TASK DESCRIPTION: Every line that appears in the listing is to be set down verbatim.

MATERIALS PROVIDED:
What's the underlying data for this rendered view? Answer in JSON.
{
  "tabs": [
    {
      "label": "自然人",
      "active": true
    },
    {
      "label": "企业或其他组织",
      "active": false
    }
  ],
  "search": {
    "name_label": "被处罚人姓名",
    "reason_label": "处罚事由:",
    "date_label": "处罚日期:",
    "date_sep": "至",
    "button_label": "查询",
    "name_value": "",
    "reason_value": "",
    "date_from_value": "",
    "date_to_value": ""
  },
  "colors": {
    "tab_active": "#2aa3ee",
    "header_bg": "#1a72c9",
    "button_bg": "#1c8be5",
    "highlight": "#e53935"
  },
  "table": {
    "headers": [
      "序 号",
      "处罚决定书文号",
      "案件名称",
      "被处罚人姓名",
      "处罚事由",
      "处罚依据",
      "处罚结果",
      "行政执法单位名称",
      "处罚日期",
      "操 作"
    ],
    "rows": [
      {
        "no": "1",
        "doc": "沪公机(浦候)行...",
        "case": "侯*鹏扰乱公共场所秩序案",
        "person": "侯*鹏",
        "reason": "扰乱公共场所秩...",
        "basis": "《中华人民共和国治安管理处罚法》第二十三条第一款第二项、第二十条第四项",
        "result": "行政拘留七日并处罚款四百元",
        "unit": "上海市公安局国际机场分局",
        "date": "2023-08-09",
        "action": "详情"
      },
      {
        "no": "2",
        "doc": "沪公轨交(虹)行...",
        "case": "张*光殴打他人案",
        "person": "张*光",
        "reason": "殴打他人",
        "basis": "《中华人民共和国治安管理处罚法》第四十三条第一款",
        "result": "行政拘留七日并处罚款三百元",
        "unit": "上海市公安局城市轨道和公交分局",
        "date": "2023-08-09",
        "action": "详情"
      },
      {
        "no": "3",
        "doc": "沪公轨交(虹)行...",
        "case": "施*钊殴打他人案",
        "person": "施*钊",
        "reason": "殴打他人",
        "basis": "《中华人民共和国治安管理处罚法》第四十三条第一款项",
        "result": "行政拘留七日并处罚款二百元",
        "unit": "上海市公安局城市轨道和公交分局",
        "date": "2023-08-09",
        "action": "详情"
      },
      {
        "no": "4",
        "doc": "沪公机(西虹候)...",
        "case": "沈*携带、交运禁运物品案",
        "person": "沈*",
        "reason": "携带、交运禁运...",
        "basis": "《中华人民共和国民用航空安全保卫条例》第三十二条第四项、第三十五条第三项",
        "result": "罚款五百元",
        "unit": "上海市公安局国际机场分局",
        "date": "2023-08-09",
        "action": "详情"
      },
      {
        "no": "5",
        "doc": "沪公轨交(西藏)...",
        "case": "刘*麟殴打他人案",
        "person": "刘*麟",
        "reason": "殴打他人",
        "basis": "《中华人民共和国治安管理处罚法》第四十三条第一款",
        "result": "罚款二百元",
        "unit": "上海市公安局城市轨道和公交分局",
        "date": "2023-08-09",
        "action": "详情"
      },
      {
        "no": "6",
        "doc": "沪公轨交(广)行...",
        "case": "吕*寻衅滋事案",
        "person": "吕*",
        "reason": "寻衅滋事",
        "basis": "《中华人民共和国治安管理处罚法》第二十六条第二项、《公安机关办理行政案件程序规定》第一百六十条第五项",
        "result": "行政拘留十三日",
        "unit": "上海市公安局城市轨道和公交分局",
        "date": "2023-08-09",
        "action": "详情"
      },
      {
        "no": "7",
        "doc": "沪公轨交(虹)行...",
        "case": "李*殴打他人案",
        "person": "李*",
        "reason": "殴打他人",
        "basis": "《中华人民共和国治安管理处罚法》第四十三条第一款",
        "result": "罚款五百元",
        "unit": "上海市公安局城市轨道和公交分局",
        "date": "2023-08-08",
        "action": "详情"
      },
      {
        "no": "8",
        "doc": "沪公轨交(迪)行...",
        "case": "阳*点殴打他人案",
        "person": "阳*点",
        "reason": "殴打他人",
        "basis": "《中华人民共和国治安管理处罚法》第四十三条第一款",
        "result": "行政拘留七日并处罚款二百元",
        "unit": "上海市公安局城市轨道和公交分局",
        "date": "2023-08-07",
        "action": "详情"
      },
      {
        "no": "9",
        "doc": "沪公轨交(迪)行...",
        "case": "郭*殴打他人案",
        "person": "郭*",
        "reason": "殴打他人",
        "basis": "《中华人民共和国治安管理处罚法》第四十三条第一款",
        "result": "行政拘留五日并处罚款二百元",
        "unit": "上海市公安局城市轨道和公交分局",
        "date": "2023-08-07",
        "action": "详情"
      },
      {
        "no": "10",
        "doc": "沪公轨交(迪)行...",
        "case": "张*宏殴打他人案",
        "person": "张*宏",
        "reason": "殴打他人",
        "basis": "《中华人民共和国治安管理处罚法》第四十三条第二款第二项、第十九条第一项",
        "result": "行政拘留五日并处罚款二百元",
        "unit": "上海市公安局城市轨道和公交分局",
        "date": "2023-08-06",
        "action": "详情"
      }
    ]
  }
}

ANSWER SECTION:
What's the underlying data for this rendered view? Answer in JSON.
{
  "tabs": [
    {
      "label": "自然人",
      "active": true
    },
    {
      "label": "企业或其他组织",
      "active": false
    }
  ],
  "search": {
    "name_label": "被处罚人姓名",
    "reason_label": "处罚事由:",
    "date_label": "处罚日期:",
    "date_sep": "至",
    "button_label": "查询",
    "name_value": "",
    "reason_value": "",
    "date_from_value": "",
    "date_to_value": ""
  },
  "colors": {
    "tab_active": "#2aa3ee",
    "header_bg": "#1a72c9",
    "button_bg": "#1c8be5",
    "highlight": "#e53935"
  },
  "table": {
    "headers": [
      "序 号",
      "处罚决定书文号",
      "案件名称",
      "被处罚人姓名",
      "处罚事由",
      "处罚依据",
      "处罚结果",
      "行政执法单位名称",
      "处罚日期",
      "操 作"
    ],
    "rows": [
      {
        "no": "1",
        "doc": "沪公机(浦候)行...",
        "case": "侯*鹏扰乱公共场所秩序案",
        "person": "侯*鹏",
        "reason": "扰乱公共场所秩...",
        "basis": "《中华人民共和国治安管理处罚法》第二十三条第一款第二项、第二十条第四项",
        "result": "行政拘留七日并处罚款四百元",
        "unit": "上海市公安局国际机场分局",
        "date": "2023-08-09",
        "action": "详情"
      },
      {
        "no": "2",
        "doc": "沪公轨交(虹)行...",
        "case": "张*光殴打他人案",
        "person": "张*光",
        "reason": "殴打他人",
        "basis": "《中华人民共和国治安管理处罚法》第四十三条第一款",
        "result": "行政拘留七日并处罚款三百元",
        "unit": "上海市公安局城市轨道和公交分局",
        "date": "2023-08-09",
        "action": "详情"
      },
      {
        "no": "3",
        "doc": "沪公轨交(虹)行...",
        "case": "施*钊殴打他人案",
        "person": "施*钊",
        "reason": "殴打他人",
        "basis": "《中华人民共和国治安管理处罚法》第四十三条第一款项",
        "result": "行政拘留七日并处罚款二百元",
        "unit": "上海市公安局城市轨道和公交分局",
        "date": "2023-08-09",
        "action": "详情"
      },
      {
        "no": "4",
        "doc": "沪公机(西虹候)...",
        "case": "沈*携带、交运禁运物品案",
        "person": "沈*",
        "reason": "携带、交运禁运...",
        "basis": "《中华人民共和国民用航空安全保卫条例》第三十二条第四项、第三十五条第三项",
        "result": "罚款五百元",
        "unit": "上海市公安局国际机场分局",
        "date": "2023-08-09",
        "action": "详情"
      },
      {
        "no": "5",
        "doc": "沪公轨交(西藏)...",
        "case": "刘*麟殴打他人案",
        "person": "刘*麟",
        "reason": "殴打他人",
        "basis": "《中华人民共和国治安管理处罚法》第四十三条第一款",
        "result": "罚款二百元",
        "unit": "上海市公安局城市轨道和公交分局",
        "date": "2023-08-09",
        "action": "详情"
      },
      {
        "no": "6",
        "doc": "沪公轨交(广)行...",
        "case": "吕*寻衅滋事案",
        "person": "吕*",
        "reason": "寻衅滋事",
        "basis": "《中华人民共和国治安管理处罚法》第二十六条第二项、《公安机关办理行政案件程序规定》第一百六十条第五项",
        "result": "行政拘留十三日",
        "unit": "上海市公安局城市轨道和公交分局",
        "date": "2023-08-09",
        "action": "详情"
      },
      {
        "no": "7",
        "doc": "沪公轨交(虹)行...",
        "case": "李*殴打他人案",
        "person": "李*",
        "reason": "殴打他人",
        "basis": "《中华人民共和国治安管理处罚法》第四十三条第一款",
        "result": "罚款五百元",
        "unit": "上海市公安局城市轨道和公交分局",
        "date": "2023-08-08",
        "action": "详情"
      },
      {
        "no": "8",
        "doc": "沪公轨交(迪)行...",
        "case": "阳*点殴打他人案",
        "person": "阳*点",
        "reason": "殴打他人",
        "basis": "《中华人民共和国治安管理处罚法》第四十三条第一款",
        "result": "行政拘留七日并处罚款二百元",
        "unit": "上海市公安局城市轨道和公交分局",
        "date": "2023-08-07",
        "action": "详情"
      },
      {
        "no": "9",
        "doc": "沪公轨交(迪)行...",
        "case": "郭*殴打他人案",
        "person": "郭*",
        "reason": "殴打他人",
        "basis": "《中华人民共和国治安管理处罚法》第四十三条第一款",
        "result": "行政拘留五日并处罚款二百元",
        "unit": "上海市公安局城市轨道和公交分局",
        "date": "2023-08-07",
        "action": "详情"
      },
      {
        "no": "10",
        "doc": "沪公轨交(迪)行...",
        "case": "张*宏殴打他人案",
        "person": "张*宏",
        "reason": "殴打他人",
        "basis": "《中华人民共和国治安管理处罚法》第四十三条第二款第二项、第十九条第一项",
        "result": "行政拘留五日并处罚款二百元",
        "unit": "上海市公安局城市轨道和公交分局",
        "date": "2023-08-06",
        "action": "详情"
      }
    ]
  }
}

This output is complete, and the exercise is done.